The other aim of the poster session was to create an avenue that would allow more students and residents to attend the convention. This year, again, was an outstanding success. One student received $688 from her school; another was allotted $1,000 toward conference costs. Without the poster session, many of the students expressed that they wouldn’t have been able to attend the convention where they were able to see how valuable CMDA, and especially the convention, is for students and healthcare professionals. The participants also found the poster session to be a highly beneficial experience personally and professionally. Harman Sawhney said,

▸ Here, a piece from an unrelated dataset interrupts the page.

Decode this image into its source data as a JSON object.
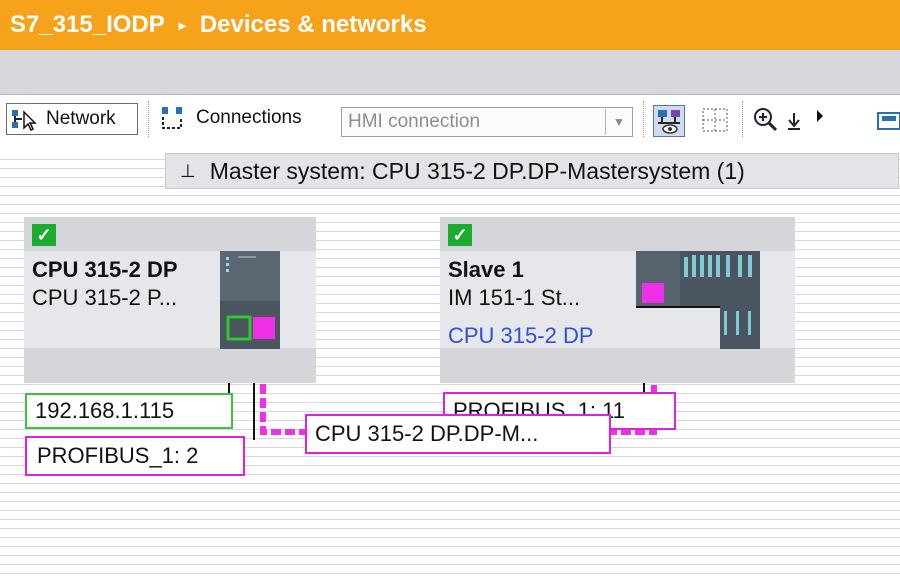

“The communication skills, presentation skills, knowledge base about my particular topic, as well as just the process of making, printing, and transporting my poster to the conference (more difficult than I realized), were all incredibly invaluable lessons I learned through this poster session at the convention. Not to mention, the incredible friends I made at the conference and poster session itself were a huge blessing on their own.”
Student Nicole Baldwin elegantly summed up the sentiments of almost all of the participants by saying,

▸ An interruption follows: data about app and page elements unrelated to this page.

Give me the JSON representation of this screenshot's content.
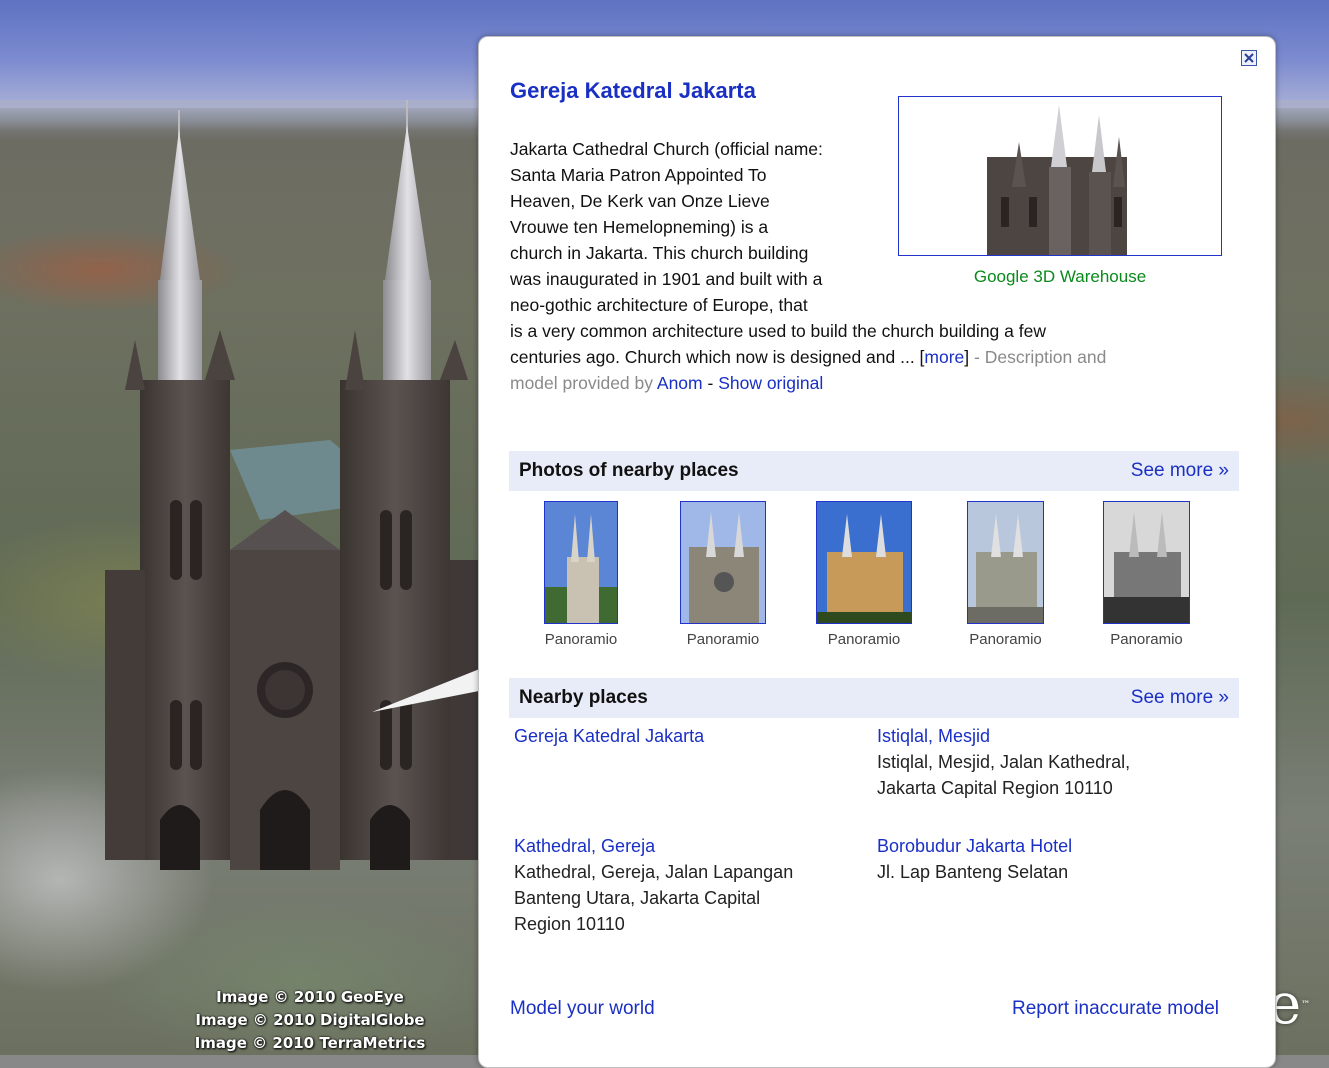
{
  "map": {
    "credits": [
      "Image © 2010 GeoEye",
      "Image © 2010 DigitalGlobe",
      "Image © 2010 TerraMetrics"
    ],
    "logo_fragment": "e"
  },
  "balloon": {
    "title": "Gereja Katedral Jakarta",
    "thumbnail_caption": "Google 3D Warehouse",
    "description_lines": [
      "Jakarta Cathedral Church (official name:",
      "Santa Maria Patron Appointed To",
      "Heaven, De Kerk van Onze Lieve",
      "Vrouwe ten Hemelopneming) is a",
      "church in Jakarta. This church building",
      "was inaugurated in 1901 and built with a",
      "neo-gothic architecture of Europe, that",
      "is a very common architecture used to build the church building a few"
    ],
    "description_tail": "centuries ago. Church which now is designed and ... ",
    "more_link": "more",
    "attribution_prefix": "Description and",
    "attribution_middle": "model provided by",
    "author_link": "Anom",
    "show_original_link": "Show original",
    "separator": " - ",
    "photos_section": {
      "title": "Photos of nearby places",
      "see_more": "See more »",
      "photos": [
        {
          "caption": "Panoramio"
        },
        {
          "caption": "Panoramio"
        },
        {
          "caption": "Panoramio"
        },
        {
          "caption": "Panoramio"
        },
        {
          "caption": "Panoramio"
        }
      ]
    },
    "nearby_section": {
      "title": "Nearby places",
      "see_more": "See more »",
      "places": [
        {
          "name": "Gereja Katedral Jakarta",
          "address": []
        },
        {
          "name": "Istiqlal, Mesjid",
          "address": [
            "Istiqlal, Mesjid, Jalan Kathedral,",
            "Jakarta Capital Region 10110"
          ]
        },
        {
          "name": "Kathedral, Gereja",
          "address": [
            "Kathedral, Gereja, Jalan Lapangan",
            "Banteng Utara, Jakarta Capital",
            "Region 10110"
          ]
        },
        {
          "name": "Borobudur Jakarta Hotel",
          "address": [
            "Jl. Lap Banteng Selatan"
          ]
        }
      ]
    },
    "footer": {
      "left_link": "Model your world",
      "right_link": "Report inaccurate model"
    }
  },
  "colors": {
    "link": "#1a2fc4",
    "section_bg": "#e8ecf8",
    "caption_green": "#0a8a1a"
  }
}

“Now that I have attended the convention once, I would be more likely though to advocate for myself and others to attend, because I realize how valuable it is to connect with the Christian medical community and gain a clearer vision for my walk with the Lord in medicine.”
Another student said,
“You never know what you’re missing until you try it—and I was definitely missing out! Wish I had started attending in my first year of medical school…but it’s never too late. I hope and pray that I can have the time and financial resources to attend the CMDA Convention every year from now on if possible.”
The VIE Poster Session is already making an impact on students and residents, and we encourage you to start preparing now for the 2019 VIE Poster Session. Abstracts will be accepted until November 30, 2018, and we are looking for research or vignettes on a variety of topics including spirituality, ethics, education, biology, medicine, surgery, dentistry and medical humanities. Even if you do not have research to share yourself, please share this information with others, especially students and residents, and encourage them to apply and request funding from their programs. For those presenting a poster at CMDA’s National Convention, the convention registration fees are waived for students and reduced for residents and fellows. Also, as we anticipate even more posters this coming year, we are searching for additional judges who have experience in research and academics. We plan to assign judges to posters within the same field of expertise. For more information about presenting or judging, please visit www.cmda.org/vie.
AMANDA LUCASHU, DO, recently graduated from In His Image Family Medicine Residency in Tulsa, Oklahoma. She earned her bachelor’s degree in biology from Houghton College and then completed medical school at Touro College of Osteopathic Medicine in New York City. While there she served as the CMDA chapter president and also became involved in National Student Council leadership, serving as Secretary followed by two terms as President. Amanda then went on to serve as Resident Representative on CMDA’s House of Representatives and then Resident Trustee to CMDA’s Board of Trustees. She is continuing to assist the NRFC while she prepares for serving in the mission field of Japan.